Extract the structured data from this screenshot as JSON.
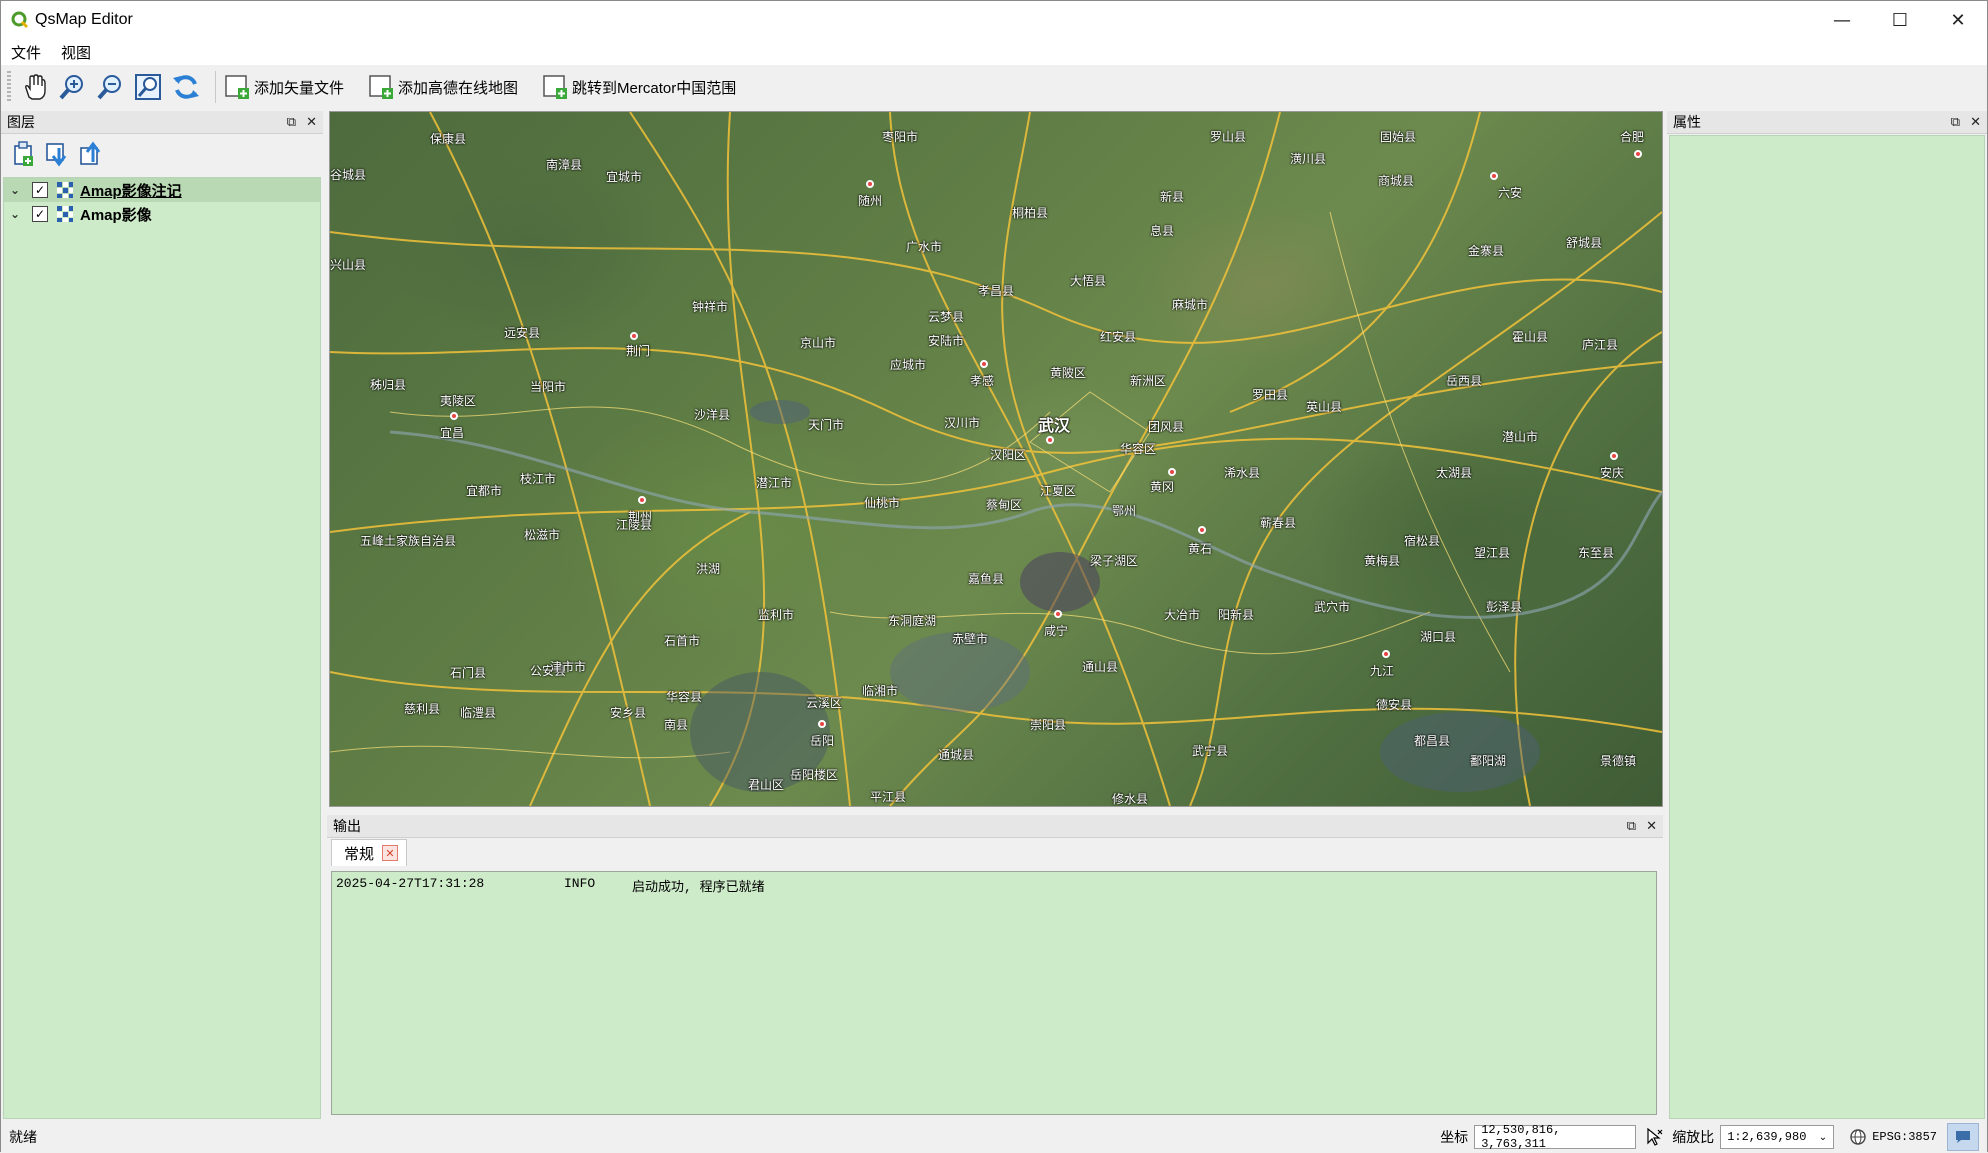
{
  "window": {
    "title": "QsMap Editor",
    "minimize": "—",
    "maximize": "☐",
    "close": "✕"
  },
  "menu": {
    "items": [
      "文件",
      "视图"
    ]
  },
  "toolbar": {
    "tools": [
      "pan-icon",
      "zoom-in-icon",
      "zoom-out-icon",
      "zoom-full-icon",
      "refresh-icon"
    ],
    "add_vector_label": "添加矢量文件",
    "add_amap_label": "添加高德在线地图",
    "jump_mercator_label": "跳转到Mercator中国范围"
  },
  "layers_panel": {
    "title": "图层",
    "layers": [
      {
        "name": "Amap影像注记",
        "checked": true,
        "selected": true
      },
      {
        "name": "Amap影像",
        "checked": true,
        "selected": false
      }
    ]
  },
  "attributes_panel": {
    "title": "属性"
  },
  "output_panel": {
    "title": "输出",
    "tab_label": "常规",
    "log": [
      {
        "time": "2025-04-27T17:31:28",
        "level": "INFO",
        "message": "启动成功, 程序已就绪"
      }
    ]
  },
  "map": {
    "labels": {
      "wuhan": "武汉",
      "xiaogan": "孝感",
      "huanggang": "黄冈",
      "huangshi": "黄石",
      "jingzhou": "荆州",
      "jingmen": "荆门",
      "yichang": "宜昌",
      "xianning": "咸宁",
      "yueyang": "岳阳",
      "jiujiang": "九江",
      "anqing": "安庆",
      "luan": "六安",
      "hefei": "合肥",
      "suizhou": "随州",
      "xinxian": "新县",
      "macheng": "麻城市",
      "tianmen": "天门市",
      "qianjiang": "潜江市",
      "xiantao": "仙桃市",
      "honghu": "洪湖",
      "jianli": "监利市",
      "shishou": "石首市",
      "gongan": "公安县",
      "songzi": "松滋市",
      "zhijiang": "枝江市",
      "dangyang": "当阳市",
      "yidu": "宜都市",
      "wufeng": "五峰土家族自治县",
      "yuanan": "远安县",
      "nanzhang": "南漳县",
      "baokang": "保康县",
      "xiangyang": "襄阳",
      "yicheng": "宜城市",
      "zhongxiang": "钟祥市",
      "shayang": "沙洋县",
      "jingshan": "京山市",
      "yingcheng": "应城市",
      "anlu": "安陆市",
      "guangshui": "广水市",
      "dawu": "大悟县",
      "hongan": "红安县",
      "huangpi": "黄陂区",
      "xinzhou": "新洲区",
      "tuanfeng": "团风县",
      "luotian": "罗田县",
      "yingshan": "英山县",
      "xishui": "浠水县",
      "qichun": "蕲春县",
      "wuxue": "武穴市",
      "huangmei": "黄梅县",
      "yangxin": "阳新县",
      "daye": "大冶市",
      "ezhou": "鄂州",
      "jiayu": "嘉鱼县",
      "chibi": "赤壁市",
      "chongyang": "崇阳县",
      "tongcheng": "通城县",
      "tongshan": "通山县",
      "linxiang": "临湘市",
      "huarong": "华容县",
      "nanxian": "南县",
      "anxiang": "安乡县",
      "linli": "临澧县",
      "cili": "慈利县",
      "shimen": "石门县",
      "jinzhou": "津市市",
      "hanyang": "汉阳区",
      "caidian": "蔡甸区",
      "jiangxia": "江夏区",
      "hanchuan": "汉川市",
      "huarongqu": "华容区",
      "xiaochang": "孝昌县",
      "yunmeng": "云梦县",
      "taihu": "太湖县",
      "susong": "宿松县",
      "wangjiang": "望江县",
      "dongzhi": "东至县",
      "pengze": "彭泽县",
      "hukou": "湖口县",
      "duchang": "都昌县",
      "dean": "德安县",
      "wuning": "武宁县",
      "xiushui": "修水县",
      "jingdezhen": "景德镇",
      "huoshan": "霍山县",
      "yuexi": "岳西县",
      "qianshan": "潜山市",
      "shucheng": "舒城县",
      "lujiang": "庐江县",
      "jinzhai": "金寨县",
      "shangcheng": "商城县",
      "gushi": "固始县",
      "huangchuan": "潢川县",
      "luoshan": "罗山县",
      "xixian": "息县",
      "tongbai": "桐柏县",
      "zaoyang": "枣阳市",
      "gucheng": "谷城县",
      "xingshan": "兴山县",
      "zigui": "秭归县",
      "yiling": "夷陵区",
      "yuanan2": "远安县",
      "jiangling": "江陵县",
      "poyang": "鄱阳湖",
      "dongtinghu": "东洞庭湖",
      "yunxi": "云溪区",
      "yueyanglou": "岳阳楼区",
      "junshan": "君山区",
      "pingjiang": "平江县",
      "xiushui2": "修水县",
      "liangzihu": "梁子湖区"
    }
  },
  "statusbar": {
    "message": "就绪",
    "coord_label": "坐标",
    "coord_value": "12,530,816, 3,763,311",
    "scale_label": "缩放比",
    "scale_value": "1:2,639,980",
    "crs": "EPSG:3857"
  }
}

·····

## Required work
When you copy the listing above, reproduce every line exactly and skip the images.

## Answer to this task
Extract the structured data from this screenshot as JSON.
{
  "window": {
    "title": "QsMap Editor",
    "minimize": "—",
    "maximize": "☐",
    "close": "✕"
  },
  "menu": {
    "items": [
      "文件",
      "视图"
    ]
  },
  "toolbar": {
    "tools": [
      "pan-icon",
      "zoom-in-icon",
      "zoom-out-icon",
      "zoom-full-icon",
      "refresh-icon"
    ],
    "add_vector_label": "添加矢量文件",
    "add_amap_label": "添加高德在线地图",
    "jump_mercator_label": "跳转到Mercator中国范围"
  },
  "layers_panel": {
    "title": "图层",
    "layers": [
      {
        "name": "Amap影像注记",
        "checked": true,
        "selected": true
      },
      {
        "name": "Amap影像",
        "checked": true,
        "selected": false
      }
    ]
  },
  "attributes_panel": {
    "title": "属性"
  },
  "output_panel": {
    "title": "输出",
    "tab_label": "常规",
    "log": [
      {
        "time": "2025-04-27T17:31:28",
        "level": "INFO",
        "message": "启动成功, 程序已就绪"
      }
    ]
  },
  "map": {
    "labels": {
      "wuhan": "武汉",
      "xiaogan": "孝感",
      "huanggang": "黄冈",
      "huangshi": "黄石",
      "jingzhou": "荆州",
      "jingmen": "荆门",
      "yichang": "宜昌",
      "xianning": "咸宁",
      "yueyang": "岳阳",
      "jiujiang": "九江",
      "anqing": "安庆",
      "luan": "六安",
      "hefei": "合肥",
      "suizhou": "随州",
      "xinxian": "新县",
      "macheng": "麻城市",
      "tianmen": "天门市",
      "qianjiang": "潜江市",
      "xiantao": "仙桃市",
      "honghu": "洪湖",
      "jianli": "监利市",
      "shishou": "石首市",
      "gongan": "公安县",
      "songzi": "松滋市",
      "zhijiang": "枝江市",
      "dangyang": "当阳市",
      "yidu": "宜都市",
      "wufeng": "五峰土家族自治县",
      "yuanan": "远安县",
      "nanzhang": "南漳县",
      "baokang": "保康县",
      "xiangyang": "襄阳",
      "yicheng": "宜城市",
      "zhongxiang": "钟祥市",
      "shayang": "沙洋县",
      "jingshan": "京山市",
      "yingcheng": "应城市",
      "anlu": "安陆市",
      "guangshui": "广水市",
      "dawu": "大悟县",
      "hongan": "红安县",
      "huangpi": "黄陂区",
      "xinzhou": "新洲区",
      "tuanfeng": "团风县",
      "luotian": "罗田县",
      "yingshan": "英山县",
      "xishui": "浠水县",
      "qichun": "蕲春县",
      "wuxue": "武穴市",
      "huangmei": "黄梅县",
      "yangxin": "阳新县",
      "daye": "大冶市",
      "ezhou": "鄂州",
      "jiayu": "嘉鱼县",
      "chibi": "赤壁市",
      "chongyang": "崇阳县",
      "tongcheng": "通城县",
      "tongshan": "通山县",
      "linxiang": "临湘市",
      "huarong": "华容县",
      "nanxian": "南县",
      "anxiang": "安乡县",
      "linli": "临澧县",
      "cili": "慈利县",
      "shimen": "石门县",
      "jinzhou": "津市市",
      "hanyang": "汉阳区",
      "caidian": "蔡甸区",
      "jiangxia": "江夏区",
      "hanchuan": "汉川市",
      "huarongqu": "华容区",
      "xiaochang": "孝昌县",
      "yunmeng": "云梦县",
      "taihu": "太湖县",
      "susong": "宿松县",
      "wangjiang": "望江县",
      "dongzhi": "东至县",
      "pengze": "彭泽县",
      "hukou": "湖口县",
      "duchang": "都昌县",
      "dean": "德安县",
      "wuning": "武宁县",
      "xiushui": "修水县",
      "jingdezhen": "景德镇",
      "huoshan": "霍山县",
      "yuexi": "岳西县",
      "qianshan": "潜山市",
      "shucheng": "舒城县",
      "lujiang": "庐江县",
      "jinzhai": "金寨县",
      "shangcheng": "商城县",
      "gushi": "固始县",
      "huangchuan": "潢川县",
      "luoshan": "罗山县",
      "xixian": "息县",
      "tongbai": "桐柏县",
      "zaoyang": "枣阳市",
      "gucheng": "谷城县",
      "xingshan": "兴山县",
      "zigui": "秭归县",
      "yiling": "夷陵区",
      "yuanan2": "远安县",
      "jiangling": "江陵县",
      "poyang": "鄱阳湖",
      "dongtinghu": "东洞庭湖",
      "yunxi": "云溪区",
      "yueyanglou": "岳阳楼区",
      "junshan": "君山区",
      "pingjiang": "平江县",
      "xiushui2": "修水县",
      "liangzihu": "梁子湖区"
    }
  },
  "statusbar": {
    "message": "就绪",
    "coord_label": "坐标",
    "coord_value": "12,530,816, 3,763,311",
    "scale_label": "缩放比",
    "scale_value": "1:2,639,980",
    "crs": "EPSG:3857"
  }
}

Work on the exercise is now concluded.